The gender pay gap is the difference between women’s and men’s average earnings.
These FAQs look at the requirements of the Equality Act 2010 (Gender Pay Gap Information) Regulations 2017 (the Regulations) and some of the common queries associated with the gender pay gap reporting obligations under the Regulations.
The final version of the draft Regulations were published on 6 December 2016 and are due to come into force on 6 April 2017. The Regulations follow a consultation process and it is unlikely that any significant changes will be made before they come into effect.
Should you be interested in a detailed guidance note or tailored support for your organisation please do contact us. We can provide comprehensive support to assist your organisation in meeting its requirement to report gender pay gap information and understand and manage any risks.
The Regulations apply to all private sector employers (including charities) with 250 or more employees.
There are six reports that are required under the Regulations:
We would recommend that organisations accompany the key reports with a narrative and also consider publishing further information if it would add helpful context.
Organisations will be required to rank employees in order of their pay from lowest to highest, then divide the workforce into four equal groups based on their hourly pay rate and show the proportion of genders in each group. This will show the gender profile across an organisation, and critically will not be affected by a few high earners.
There is no requirement to publish to pay rates within each 'quartile', so this report will not disclose senior management pay.
The first report will be based on pay data captured on 5 April 2017. The first report can then be published at any time from 1 April 2017 to 4 April 2018.
It will then be necessary to publish reports annually thereafter:
The definition of 'employees' is broad. It will include most casual staff who have 'umbrella' agreements with employers to undertake work as and when required.
It will also cover any member of staff who works on 5 April, even if there is no ongoing contractual arrangement.
Individuals who are genuinely self-employed fall outside of the scope of the Regulations. However, the Regulations confirm that 'workers' (i.e. individuals who are not strictly employees but who are engaged under a contract to personally perform services for the organisation) will count and should be included.
Organisations should be particularly cautious where they have categories of individuals that are treated as self-employed but from a legal perspective should arguably be categorised as employees or workers. This is likely to be most relevant where the exclusion of these staff means that an organisation falls below the 250 threshold.
Contracted out staff who are provided through cleaning, catering or IT companies (or similar) should be excluded. They will be counted as employees of the organisation that is contracted with. Agency workers are also excluded. Organisations should be aware of the potential impact of outsourcing and insourcing, for example, bringing cleaning or catering in-house, and may wish to consider the timing of any such projects.
The reports on mean pay difference, median pay difference and the pay quartiles are all based on establishing the 'hourly rate of pay' for each relevant full pay employee.
The hourly rate of pay is determined by following a six step process that is set out in the Regulations. In summary, it requires identifying the relevant pay (ordinary and bonus pay) paid during the pay period including 5 April. The Regulations specify which elements of an individual's pay should be taken into account and which should be excluded.
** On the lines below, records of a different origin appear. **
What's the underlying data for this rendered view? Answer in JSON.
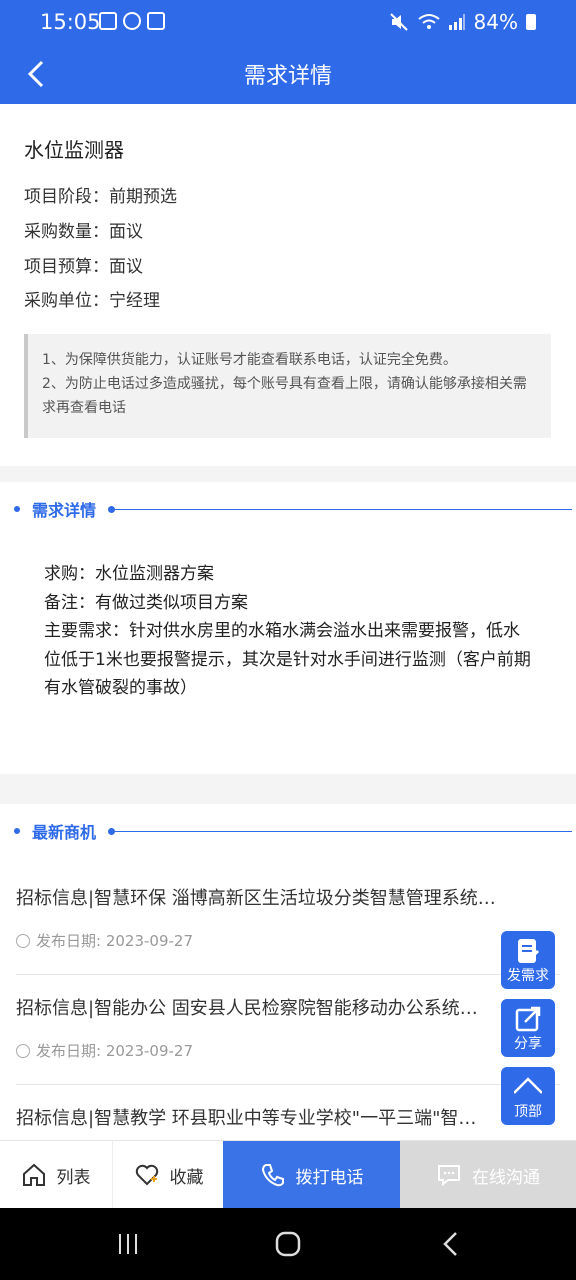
{
  "status_bar": {
    "time": "15:05",
    "battery": "84%"
  },
  "nav": {
    "title": "需求详情"
  },
  "product": {
    "title": "水位监测器",
    "rows": [
      "项目阶段：前期预选",
      "采购数量：面议",
      "项目预算：面议",
      "采购单位：宁经理"
    ]
  },
  "notice": {
    "line1": "1、为保障供货能力，认证账号才能查看联系电话，认证完全免费。",
    "line2": "2、为防止电话过多造成骚扰，每个账号具有查看上限，请确认能够承接相关需求再查看电话"
  },
  "detail_section": {
    "heading": "需求详情",
    "lines": [
      "求购：水位监测器方案",
      "备注：有做过类似项目方案",
      "主要需求：针对供水房里的水箱水满会溢水出来需要报警，低水位低于1米也要报警提示，其次是针对水手间进行监测（客户前期有水管破裂的事故）"
    ]
  },
  "latest_section": {
    "heading": "最新商机"
  },
  "latest_items": [
    {
      "title": "招标信息|智慧环保 淄博高新区生活垃圾分类智慧管理系统…",
      "date": "发布日期: 2023-09-27"
    },
    {
      "title": "招标信息|智能办公 固安县人民检察院智能移动办公系统…",
      "date": "发布日期: 2023-09-27"
    },
    {
      "title": "招标信息|智慧教学 环县职业中等专业学校\"一平三端\"智…",
      "date": ""
    }
  ],
  "fabs": {
    "post": "发需求",
    "share": "分享",
    "top": "顶部"
  },
  "bottom_bar": {
    "list": "列表",
    "favorite": "收藏",
    "call": "拨打电话",
    "chat": "在线沟通"
  },
  "colors": {
    "brand": "#2f6ae8",
    "disabled": "#d9d9d9"
  }
}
Once you have determined the pay in the relevant pay period it is necessary to divide this by the number of weekly working hours.
In accordance with the Regulations the 'pay' figure should be taken after the deduction has been made for the salary sacrifice scheme.
This may create an artificially low hourly rate for organisations that operate salary sacrifice schemes and you may wish to explain this in the narrative and/or calculate the figures both pre and post salary sacrifice.
The Regulations set out how to calculate working hours where the employee has normal working hours, no normal working hours and undertakes work on a piecework basis.
In the event that an employee has no normal working hours, such as under a zero hours arrangement, the Regulations set out two methods to identify the weekly working hours, firstly, to calculate their average hours over the preceding 12 week period, or, secondly, to identify a number which fairly represents the number of working hours in a week taking into account appropriate circumstances.
You may employ staff who have no defined working hours, or where staff regularly work more than their contractual hours, particularly in the case of senior members of staff. In such situations a sensible assessment should be used. We would recommend a focus on the hours staff are contractually required to be working, rather than time which is under their own control.
We would recommend that in the first instance employers ensure that they understand their own pay data and that it is accurate and can be relied upon.
It will be necessary to understand the information required to produce the six reports and consider the most effective way of capturing this.
It is worthwhile doing a trial run (perhaps with the benefit of legal privilege) to ascertain the extent and nature of any gender pay gap.
Analyse whether the reports create any legal, organisational or reputational risks, and consider a strategy to address these.
Take steps to ascertain the cause of any pay gap so that this can be explained in the narrative or so you can consider the options to close the gap (if appropriate to do so).
The advice is always provided in a timely manner that clearly explains legal issues using plain English that meets our legal obligations whilst taking account of our business needs.